• Entries from a dataset of interfaces:

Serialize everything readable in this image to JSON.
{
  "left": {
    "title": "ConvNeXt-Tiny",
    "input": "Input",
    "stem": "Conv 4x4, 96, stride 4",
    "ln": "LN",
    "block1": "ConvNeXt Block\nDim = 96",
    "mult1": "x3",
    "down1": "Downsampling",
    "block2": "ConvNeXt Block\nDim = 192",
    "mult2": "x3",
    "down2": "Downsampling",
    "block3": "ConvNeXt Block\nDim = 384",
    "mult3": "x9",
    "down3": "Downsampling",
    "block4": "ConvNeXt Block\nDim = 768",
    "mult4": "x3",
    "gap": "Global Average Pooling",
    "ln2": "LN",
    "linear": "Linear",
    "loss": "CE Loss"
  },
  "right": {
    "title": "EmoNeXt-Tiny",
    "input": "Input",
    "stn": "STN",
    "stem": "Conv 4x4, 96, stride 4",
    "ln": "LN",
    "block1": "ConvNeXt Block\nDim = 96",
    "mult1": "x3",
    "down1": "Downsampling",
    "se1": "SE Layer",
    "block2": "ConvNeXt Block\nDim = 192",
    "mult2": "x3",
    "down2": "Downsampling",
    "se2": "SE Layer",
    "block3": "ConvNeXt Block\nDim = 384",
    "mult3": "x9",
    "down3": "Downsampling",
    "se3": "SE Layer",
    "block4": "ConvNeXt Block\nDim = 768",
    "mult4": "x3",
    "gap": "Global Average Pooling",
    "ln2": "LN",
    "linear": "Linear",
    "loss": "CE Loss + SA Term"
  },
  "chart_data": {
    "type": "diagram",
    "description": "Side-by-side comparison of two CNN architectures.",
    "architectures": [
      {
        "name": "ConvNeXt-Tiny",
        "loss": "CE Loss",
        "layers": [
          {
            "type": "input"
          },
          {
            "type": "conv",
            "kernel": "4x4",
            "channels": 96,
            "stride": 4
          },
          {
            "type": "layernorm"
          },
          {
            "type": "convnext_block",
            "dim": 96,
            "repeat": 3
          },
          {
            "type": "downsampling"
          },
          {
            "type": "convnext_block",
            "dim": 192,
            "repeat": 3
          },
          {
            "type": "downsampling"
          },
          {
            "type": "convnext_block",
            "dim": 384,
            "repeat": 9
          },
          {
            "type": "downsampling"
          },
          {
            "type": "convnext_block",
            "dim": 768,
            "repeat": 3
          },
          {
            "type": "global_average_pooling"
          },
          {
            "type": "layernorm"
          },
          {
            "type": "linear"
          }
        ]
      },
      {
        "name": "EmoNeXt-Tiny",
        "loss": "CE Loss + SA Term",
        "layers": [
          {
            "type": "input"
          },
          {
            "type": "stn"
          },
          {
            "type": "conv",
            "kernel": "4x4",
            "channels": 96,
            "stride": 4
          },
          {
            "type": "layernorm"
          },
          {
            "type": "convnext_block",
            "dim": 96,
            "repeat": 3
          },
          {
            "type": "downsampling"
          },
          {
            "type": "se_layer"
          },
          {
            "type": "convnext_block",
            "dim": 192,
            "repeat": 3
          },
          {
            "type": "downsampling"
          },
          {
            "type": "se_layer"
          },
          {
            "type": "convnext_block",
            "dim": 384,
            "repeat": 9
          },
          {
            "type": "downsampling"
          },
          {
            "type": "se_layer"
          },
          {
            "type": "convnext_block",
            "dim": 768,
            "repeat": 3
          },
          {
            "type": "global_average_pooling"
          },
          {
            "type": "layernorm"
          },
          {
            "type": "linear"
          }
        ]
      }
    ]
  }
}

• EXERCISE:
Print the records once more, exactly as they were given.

• RESPONSE BELOW:
Serialize everything readable in this image to JSON.
{
  "left": {
    "title": "ConvNeXt-Tiny",
    "input": "Input",
    "stem": "Conv 4x4, 96, stride 4",
    "ln": "LN",
    "block1": "ConvNeXt Block\nDim = 96",
    "mult1": "x3",
    "down1": "Downsampling",
    "block2": "ConvNeXt Block\nDim = 192",
    "mult2": "x3",
    "down2": "Downsampling",
    "block3": "ConvNeXt Block\nDim = 384",
    "mult3": "x9",
    "down3": "Downsampling",
    "block4": "ConvNeXt Block\nDim = 768",
    "mult4": "x3",
    "gap": "Global Average Pooling",
    "ln2": "LN",
    "linear": "Linear",
    "loss": "CE Loss"
  },
  "right": {
    "title": "EmoNeXt-Tiny",
    "input": "Input",
    "stn": "STN",
    "stem": "Conv 4x4, 96, stride 4",
    "ln": "LN",
    "block1": "ConvNeXt Block\nDim = 96",
    "mult1": "x3",
    "down1": "Downsampling",
    "se1": "SE Layer",
    "block2": "ConvNeXt Block\nDim = 192",
    "mult2": "x3",
    "down2": "Downsampling",
    "se2": "SE Layer",
    "block3": "ConvNeXt Block\nDim = 384",
    "mult3": "x9",
    "down3": "Downsampling",
    "se3": "SE Layer",
    "block4": "ConvNeXt Block\nDim = 768",
    "mult4": "x3",
    "gap": "Global Average Pooling",
    "ln2": "LN",
    "linear": "Linear",
    "loss": "CE Loss + SA Term"
  },
  "chart_data": {
    "type": "diagram",
    "description": "Side-by-side comparison of two CNN architectures.",
    "architectures": [
      {
        "name": "ConvNeXt-Tiny",
        "loss": "CE Loss",
        "layers": [
          {
            "type": "input"
          },
          {
            "type": "conv",
            "kernel": "4x4",
            "channels": 96,
            "stride": 4
          },
          {
            "type": "layernorm"
          },
          {
            "type": "convnext_block",
            "dim": 96,
            "repeat": 3
          },
          {
            "type": "downsampling"
          },
          {
            "type": "convnext_block",
            "dim": 192,
            "repeat": 3
          },
          {
            "type": "downsampling"
          },
          {
            "type": "convnext_block",
            "dim": 384,
            "repeat": 9
          },
          {
            "type": "downsampling"
          },
          {
            "type": "convnext_block",
            "dim": 768,
            "repeat": 3
          },
          {
            "type": "global_average_pooling"
          },
          {
            "type": "layernorm"
          },
          {
            "type": "linear"
          }
        ]
      },
      {
        "name": "EmoNeXt-Tiny",
        "loss": "CE Loss + SA Term",
        "layers": [
          {
            "type": "input"
          },
          {
            "type": "stn"
          },
          {
            "type": "conv",
            "kernel": "4x4",
            "channels": 96,
            "stride": 4
          },
          {
            "type": "layernorm"
          },
          {
            "type": "convnext_block",
            "dim": 96,
            "repeat": 3
          },
          {
            "type": "downsampling"
          },
          {
            "type": "se_layer"
          },
          {
            "type": "convnext_block",
            "dim": 192,
            "repeat": 3
          },
          {
            "type": "downsampling"
          },
          {
            "type": "se_layer"
          },
          {
            "type": "convnext_block",
            "dim": 384,
            "repeat": 9
          },
          {
            "type": "downsampling"
          },
          {
            "type": "se_layer"
          },
          {
            "type": "convnext_block",
            "dim": 768,
            "repeat": 3
          },
          {
            "type": "global_average_pooling"
          },
          {
            "type": "layernorm"
          },
          {
            "type": "linear"
          }
        ]
      }
    ]
  }
}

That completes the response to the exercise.